WHAT YOU WILL DO —
Go through the listing and copy each line that has the string "notifications" in it.

SOURCE INFORMATION —
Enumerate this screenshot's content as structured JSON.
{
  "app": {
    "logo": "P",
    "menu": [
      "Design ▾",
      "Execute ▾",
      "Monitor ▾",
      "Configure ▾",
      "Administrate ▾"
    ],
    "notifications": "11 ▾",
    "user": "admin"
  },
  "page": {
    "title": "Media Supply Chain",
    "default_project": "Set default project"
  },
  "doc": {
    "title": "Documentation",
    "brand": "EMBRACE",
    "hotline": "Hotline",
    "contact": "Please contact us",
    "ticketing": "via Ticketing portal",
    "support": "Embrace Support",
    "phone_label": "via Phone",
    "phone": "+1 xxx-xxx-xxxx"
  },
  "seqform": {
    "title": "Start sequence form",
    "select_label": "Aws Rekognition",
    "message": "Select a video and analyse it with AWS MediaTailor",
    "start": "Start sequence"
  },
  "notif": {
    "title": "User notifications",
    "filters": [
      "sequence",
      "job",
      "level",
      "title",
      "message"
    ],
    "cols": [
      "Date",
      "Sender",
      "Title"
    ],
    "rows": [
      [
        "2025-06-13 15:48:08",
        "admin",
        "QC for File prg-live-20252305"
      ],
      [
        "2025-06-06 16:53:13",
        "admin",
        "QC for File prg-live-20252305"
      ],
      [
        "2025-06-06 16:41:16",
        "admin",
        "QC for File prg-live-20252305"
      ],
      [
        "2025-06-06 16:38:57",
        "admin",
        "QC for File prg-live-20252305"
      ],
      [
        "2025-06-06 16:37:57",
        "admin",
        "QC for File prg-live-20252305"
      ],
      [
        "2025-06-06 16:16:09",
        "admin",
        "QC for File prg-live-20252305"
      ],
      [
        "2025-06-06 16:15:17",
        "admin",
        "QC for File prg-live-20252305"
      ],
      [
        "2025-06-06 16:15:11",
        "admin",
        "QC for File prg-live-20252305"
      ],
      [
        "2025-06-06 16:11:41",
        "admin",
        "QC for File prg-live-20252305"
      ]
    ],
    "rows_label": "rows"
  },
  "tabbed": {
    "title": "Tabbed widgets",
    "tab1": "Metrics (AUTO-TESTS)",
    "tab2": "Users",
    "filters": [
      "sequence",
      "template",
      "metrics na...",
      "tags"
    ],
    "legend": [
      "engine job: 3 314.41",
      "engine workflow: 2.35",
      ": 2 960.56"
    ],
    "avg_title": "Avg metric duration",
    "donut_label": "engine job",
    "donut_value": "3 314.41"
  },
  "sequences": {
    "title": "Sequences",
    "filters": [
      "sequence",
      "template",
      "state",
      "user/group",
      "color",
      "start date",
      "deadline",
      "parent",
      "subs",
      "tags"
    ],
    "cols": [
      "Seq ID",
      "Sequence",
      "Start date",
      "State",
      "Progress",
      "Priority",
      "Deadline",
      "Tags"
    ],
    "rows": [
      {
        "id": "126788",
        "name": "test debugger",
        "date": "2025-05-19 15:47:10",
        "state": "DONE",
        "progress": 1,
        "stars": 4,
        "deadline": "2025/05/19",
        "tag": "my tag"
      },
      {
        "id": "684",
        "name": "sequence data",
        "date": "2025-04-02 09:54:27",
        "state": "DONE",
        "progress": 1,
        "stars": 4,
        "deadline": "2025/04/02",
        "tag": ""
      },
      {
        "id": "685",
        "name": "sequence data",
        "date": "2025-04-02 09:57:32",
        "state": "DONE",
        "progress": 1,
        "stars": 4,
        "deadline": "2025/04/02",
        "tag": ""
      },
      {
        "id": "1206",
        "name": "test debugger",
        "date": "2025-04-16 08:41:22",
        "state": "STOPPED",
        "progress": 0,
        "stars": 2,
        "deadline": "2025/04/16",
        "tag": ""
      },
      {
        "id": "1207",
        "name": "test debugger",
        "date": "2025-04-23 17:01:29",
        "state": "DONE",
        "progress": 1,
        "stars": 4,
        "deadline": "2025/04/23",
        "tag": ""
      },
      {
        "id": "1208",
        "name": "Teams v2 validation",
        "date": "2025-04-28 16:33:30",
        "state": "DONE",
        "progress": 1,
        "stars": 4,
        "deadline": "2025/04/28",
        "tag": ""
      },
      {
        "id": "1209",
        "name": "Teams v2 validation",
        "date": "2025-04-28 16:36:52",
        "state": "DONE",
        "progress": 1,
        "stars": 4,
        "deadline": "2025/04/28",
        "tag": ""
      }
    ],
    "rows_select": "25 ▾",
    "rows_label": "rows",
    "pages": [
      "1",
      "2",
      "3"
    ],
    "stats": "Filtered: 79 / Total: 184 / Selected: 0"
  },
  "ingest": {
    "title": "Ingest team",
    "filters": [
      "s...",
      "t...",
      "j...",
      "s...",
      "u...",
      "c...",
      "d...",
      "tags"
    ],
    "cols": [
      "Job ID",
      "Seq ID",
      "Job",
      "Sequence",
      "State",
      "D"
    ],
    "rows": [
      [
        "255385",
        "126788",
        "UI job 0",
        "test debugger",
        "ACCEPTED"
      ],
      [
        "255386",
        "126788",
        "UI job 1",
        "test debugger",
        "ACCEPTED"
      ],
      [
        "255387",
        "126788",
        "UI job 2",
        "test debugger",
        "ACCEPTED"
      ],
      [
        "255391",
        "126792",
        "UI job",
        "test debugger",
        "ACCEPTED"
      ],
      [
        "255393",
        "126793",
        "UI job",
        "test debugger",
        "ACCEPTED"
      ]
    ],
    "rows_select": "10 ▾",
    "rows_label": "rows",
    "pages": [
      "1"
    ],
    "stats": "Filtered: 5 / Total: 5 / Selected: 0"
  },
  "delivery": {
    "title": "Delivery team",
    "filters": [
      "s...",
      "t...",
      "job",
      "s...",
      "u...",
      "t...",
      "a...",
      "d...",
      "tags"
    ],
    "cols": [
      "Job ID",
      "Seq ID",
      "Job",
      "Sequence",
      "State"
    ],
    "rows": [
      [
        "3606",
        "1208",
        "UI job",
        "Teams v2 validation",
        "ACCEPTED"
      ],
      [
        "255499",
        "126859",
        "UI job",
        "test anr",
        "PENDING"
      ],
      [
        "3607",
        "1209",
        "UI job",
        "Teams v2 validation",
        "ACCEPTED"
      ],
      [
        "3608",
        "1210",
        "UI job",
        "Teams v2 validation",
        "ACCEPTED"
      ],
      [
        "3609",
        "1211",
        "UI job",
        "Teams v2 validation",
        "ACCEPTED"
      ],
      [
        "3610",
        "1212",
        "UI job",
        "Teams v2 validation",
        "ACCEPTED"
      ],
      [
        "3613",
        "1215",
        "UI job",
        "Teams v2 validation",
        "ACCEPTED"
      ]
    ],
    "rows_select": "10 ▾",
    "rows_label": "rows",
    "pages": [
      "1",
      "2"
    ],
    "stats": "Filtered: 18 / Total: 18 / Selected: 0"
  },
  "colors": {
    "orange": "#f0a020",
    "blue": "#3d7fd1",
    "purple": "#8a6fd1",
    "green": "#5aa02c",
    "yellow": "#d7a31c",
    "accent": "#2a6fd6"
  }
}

TASK ANSWER —
    "notifications": "11 ▾",
    "title": "User notifications",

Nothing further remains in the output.